R E S O U R C E S
To Help You Get Started
Information for families of children that have been diagnosed with Autism Spectrum Disorder,
N O W W H A T ?
Start at the beginning
Receiving an autism diagnosis can be daunting. You know you need to make some changes and locate services, but it's not always easy to know where to begin. The research is clear that early intervention is important for your child's success in the future, but where do you start?
Make sure to get a copy of your child's diagnosis. This typically comes from a developmental pediatrician, a neurologist, a psychiatrist or a psychologist and is required by most service providers.
Check out Autism Speaks and their great resources. They have a 100 Day Kit to help you get started, as well as lists of resources and providers in your area.
Find a support group near you or online. These support groups can be instrumental in navigating the first year following an autism diagnosis. It can be helpful to learn from parents that have already walked the road you're about to go down.
Do your research. Before moving to Step 5, spend some time researching providers in your area. Ask other families about their experiences and speak directly to the providers to see if they're a good fit.
Assemble your team. Children with autism benefit from a team of providers that include (but are not limited to) a Developmental Pediatrician, Behavior Analyst, Speech Therapist, and Occupational Therapist. Assembling this team may take some time, as you want to make sure you find quality providers.

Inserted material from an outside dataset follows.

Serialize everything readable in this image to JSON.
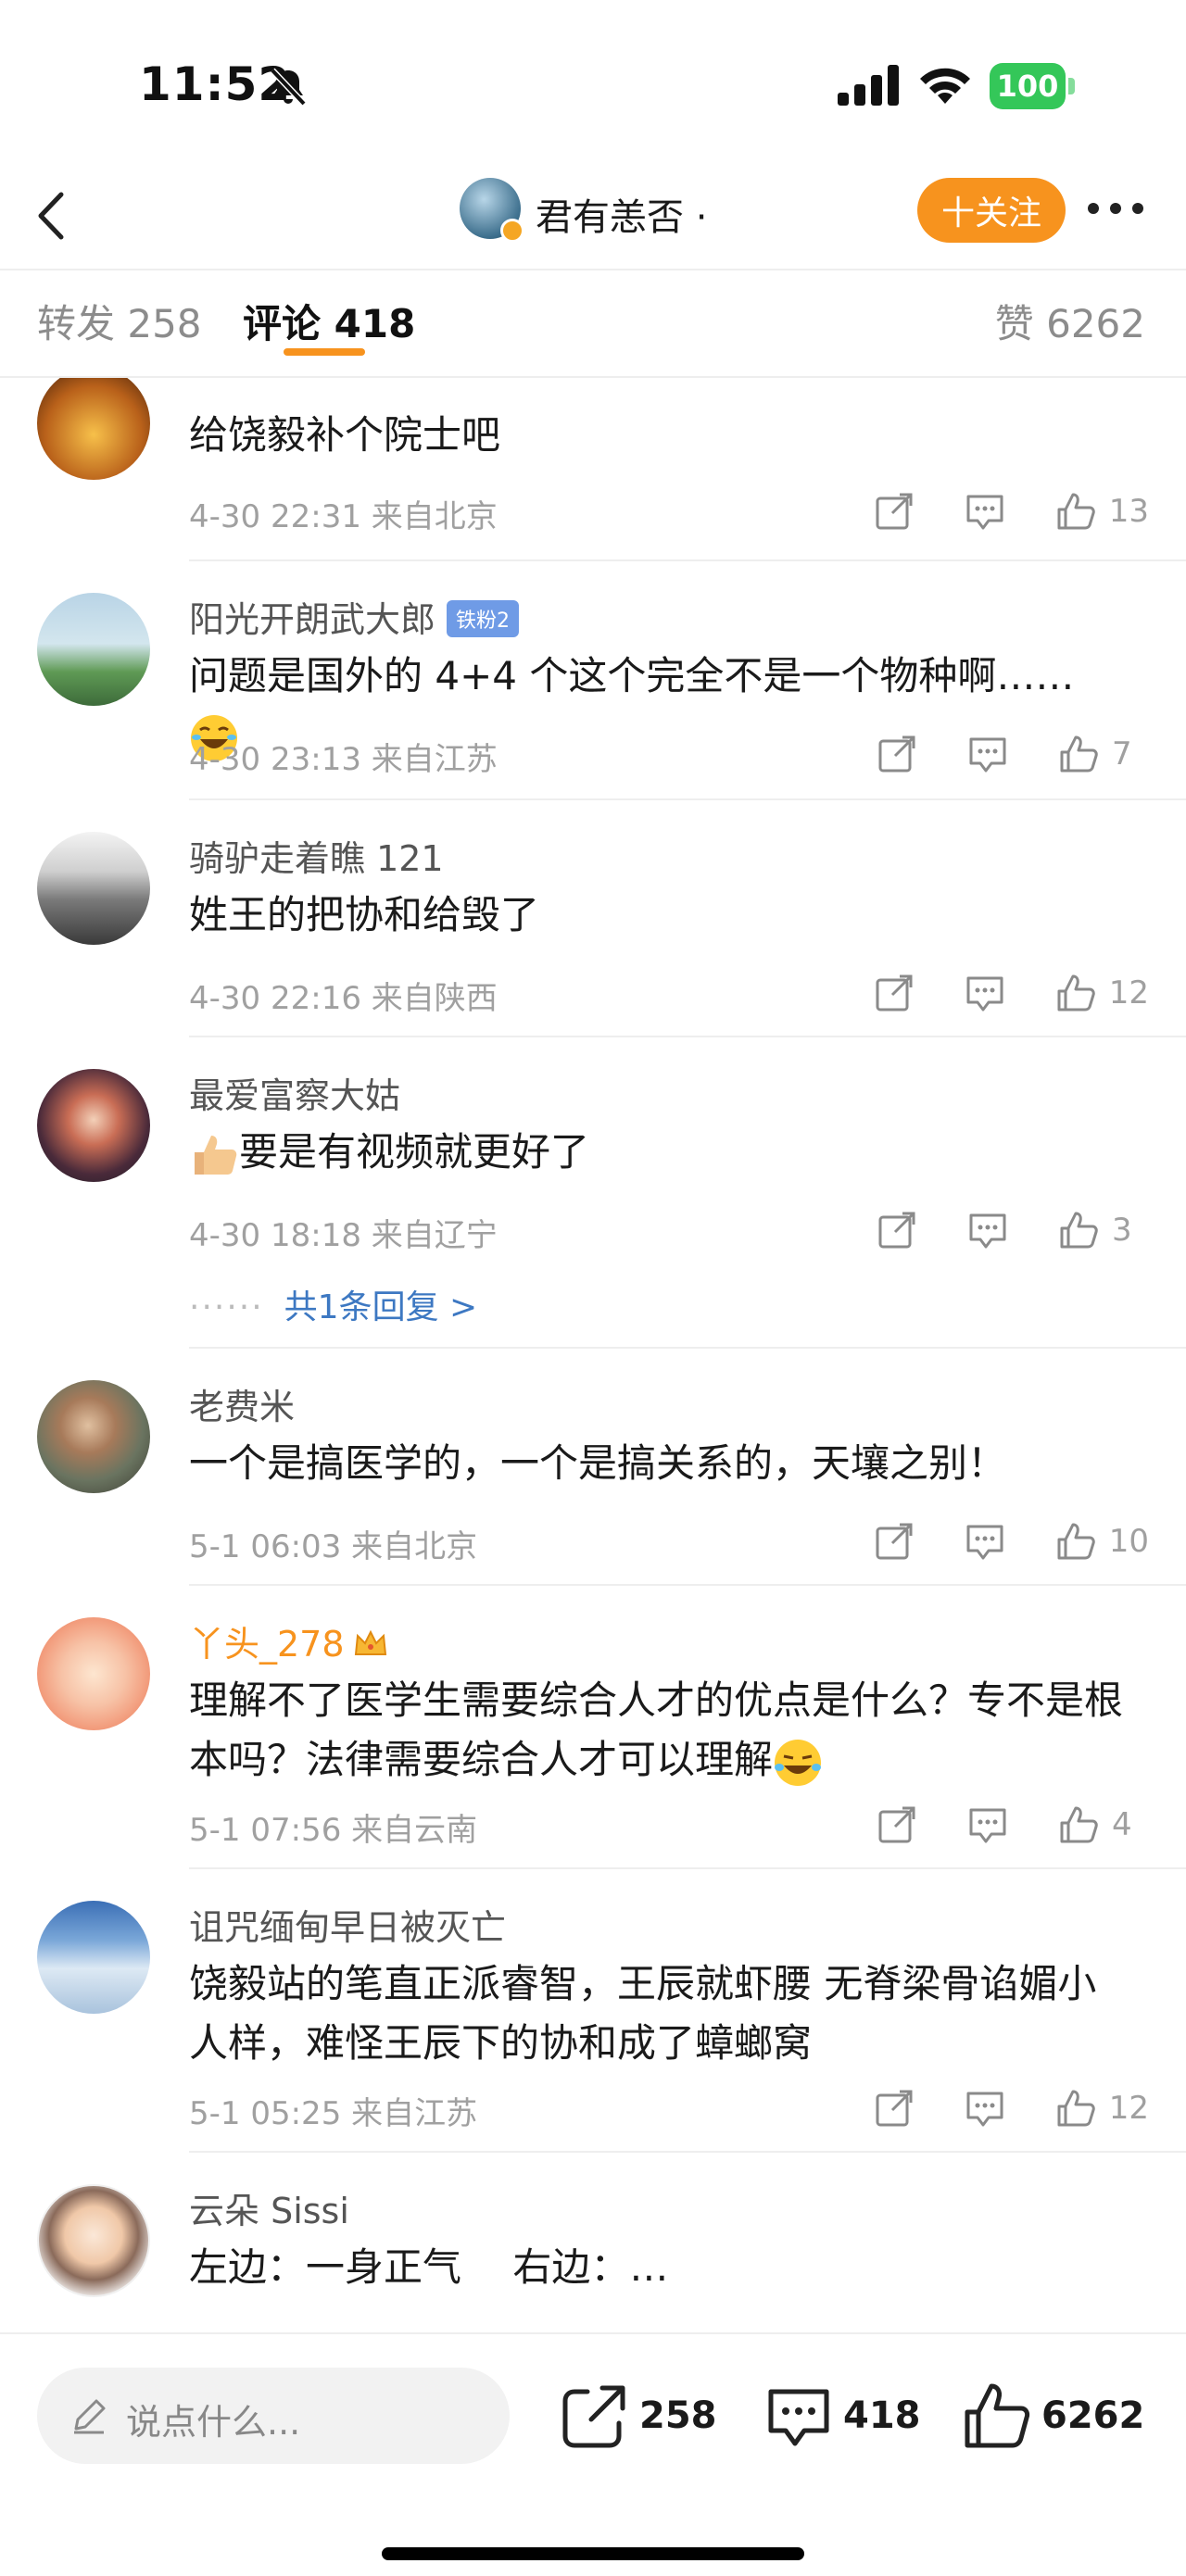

Be patient, but persistent. If your child was placed on a wait list, follow up frequently to find out whether his position has moved. Find out if alternative service delivery models are available while you wait. For example, some providers will provide parent consultation until more therapists become available. This can be a great way to start learning more about the therapy that your child will be receiving.
Once your team is assembled, be an active participant. Observe the sessions and take advantage of any parent trainings!
Work with your child's school to develop appropriate IEP goals. Your team of providers should be able to help you navigate this process.
If you take these first 8 steps, you and your child will surrounded by a supportive network of professionals that can help you when other questions arise.
There are many helpful resources available for families of children with autism. We've compiled a list of the top resources that we recommend for families that are new to autism and new to Applied Behavior Analysis. Some are online resources and some are books that we've found helpful.
The Autism Speaks website is a wealth of information. This specific section of the site provides more information about what ABA is, how it works, and who can benefit from services. It also provides detailed information about what to expect an ABA program to look like in your home.
Published by the regulatory body for Behavior Analysts and Behavior Technicians, these guidelines provide comprehensive information for parents about the education requirements for certification levels, as well as access to best-practice guidelines for quality ABA programs. This tool can be used by families to assess ABA providers in their area and determine whether they are abiding by the best-practice standards in the field.
Behavior Analyst Certification Board
This toolkit provides even more information about Applied Behavior Analysis and can be used to help parents navigate the process of finding a quality ABA provider.
These are books that other parents have found helpful when navigating a new autism diagnosis
Let Me Hear Your Voice: A Family's Triumph over Autism
by Catherine Maurice
The Verbal Behavior Approach: How to Teach Children With Autism and Related Disorders
by Mary Barbera
The Parent's Guide to In-Home ABA Programs: Frequently Asked Questions about Applied Behavior Analysis for your Child with Autism
by Elle Olivia Johnson